I am planning to return to my country. What is the process for relocating my pets?
If the time has come for you to leave Dubai, you will need to make provisions much ahead of your date of departure. Preparing your pets to travel can take up to six months.
The first thing you will need to check is if your pet is allowed to fly. Some breeds are restricted. Snub-nosed dogs, such as pugs, bulldogs and boxers, and cats, such as Persians, may not be permitted to fly on some airlines. This varies from airline to airline and weather conditions may factor, as some restrict travel only during the summer months.
Once you confirm your pet can travel, you’ll need to check what the regulations for animal travel to your chosen destination are. Your pet will need to be microchipped and have an updated complete vaccination status. Ectoparasite treatment is also recommended. Some countries may need further blood tests to detect exposure to disease prior to relocation.

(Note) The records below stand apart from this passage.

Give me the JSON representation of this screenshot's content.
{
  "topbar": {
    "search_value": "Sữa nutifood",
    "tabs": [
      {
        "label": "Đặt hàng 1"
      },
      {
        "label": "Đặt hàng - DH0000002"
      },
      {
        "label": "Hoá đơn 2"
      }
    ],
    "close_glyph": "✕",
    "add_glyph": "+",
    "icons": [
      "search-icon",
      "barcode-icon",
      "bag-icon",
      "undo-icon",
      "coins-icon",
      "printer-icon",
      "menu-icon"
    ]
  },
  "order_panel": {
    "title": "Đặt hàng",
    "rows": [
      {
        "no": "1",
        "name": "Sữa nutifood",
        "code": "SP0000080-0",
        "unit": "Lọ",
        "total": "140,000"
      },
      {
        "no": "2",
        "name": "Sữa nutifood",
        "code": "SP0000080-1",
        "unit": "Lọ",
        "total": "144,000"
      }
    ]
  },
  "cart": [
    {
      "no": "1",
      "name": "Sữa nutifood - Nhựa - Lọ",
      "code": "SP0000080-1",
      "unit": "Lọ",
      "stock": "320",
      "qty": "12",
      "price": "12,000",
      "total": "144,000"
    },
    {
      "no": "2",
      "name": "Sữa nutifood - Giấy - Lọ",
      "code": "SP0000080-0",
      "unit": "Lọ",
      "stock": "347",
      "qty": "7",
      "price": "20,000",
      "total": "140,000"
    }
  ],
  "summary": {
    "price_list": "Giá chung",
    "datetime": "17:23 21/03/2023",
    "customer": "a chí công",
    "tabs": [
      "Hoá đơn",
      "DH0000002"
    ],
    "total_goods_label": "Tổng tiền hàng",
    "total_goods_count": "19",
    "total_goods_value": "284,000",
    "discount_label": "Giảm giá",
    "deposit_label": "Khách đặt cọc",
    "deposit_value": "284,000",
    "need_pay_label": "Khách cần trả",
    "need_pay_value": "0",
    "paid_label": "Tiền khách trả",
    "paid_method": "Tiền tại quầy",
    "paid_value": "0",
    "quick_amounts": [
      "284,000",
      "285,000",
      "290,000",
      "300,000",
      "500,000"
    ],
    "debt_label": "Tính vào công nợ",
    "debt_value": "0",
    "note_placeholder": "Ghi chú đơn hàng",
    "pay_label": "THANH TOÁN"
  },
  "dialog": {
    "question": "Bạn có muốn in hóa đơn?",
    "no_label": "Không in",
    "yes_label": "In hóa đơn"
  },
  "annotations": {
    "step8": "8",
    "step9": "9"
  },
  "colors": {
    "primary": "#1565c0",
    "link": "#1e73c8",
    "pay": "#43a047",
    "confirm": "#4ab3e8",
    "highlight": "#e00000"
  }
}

Many countries still require quarantine upon arrival. Perhaps your pet will be required to stay in a facility for up to six months, which will incur additional costs. It is also important to note that not every city in your destination country will have a quarantine facility, so you will need to decide which airport to fly into.
You will need to book a flight – even if this has been booked months in advance, you may only receive confirmation that your pet is on the same flight as you the week before. It is essential that plans are made in case your pet cannot take the flight you had originally planned for.
Before your pet can get on a flight, you will require an export certificate, which is only valid for 10 days. If the flights are changed, you will either need to select a different flight within 10 days or apply for another export certificate.
While the list above is not exhaustive, it provides you with insight into how many things need to be taken care of before you leave for the airport. If any of the required paperwork is missing or incorrect, your pet won’t be able to fly.
A special crate is required for your pet. IATA guidelines state your pet must be able to stand up, sit down, turn full circle and lie down comfortably. The crate must also be secure. If you are unsure what size crate you require, it is better to check with a professional.
Before you fly, your pets will need to have a full health check to ensure they are fit to travel. If your pet is unwell, you may need to wait until your pet has recovered before it is permitted to fly.
While you can arrange all of the paperwork yourself, the process is time-consuming and can be frustrating. Some veterinary hospitals have a team dedicated to relocations.
Dr Sara Elliott is a veterinary surgeon at the British Veterinary Hospital in Dubai. Got a problem? Our fantastic panel of renowned experts is available to answer all your questions related to fashion, well-being, nutrition, finance and hypnotherapy. Email your queries to firstname.lastname@example.org.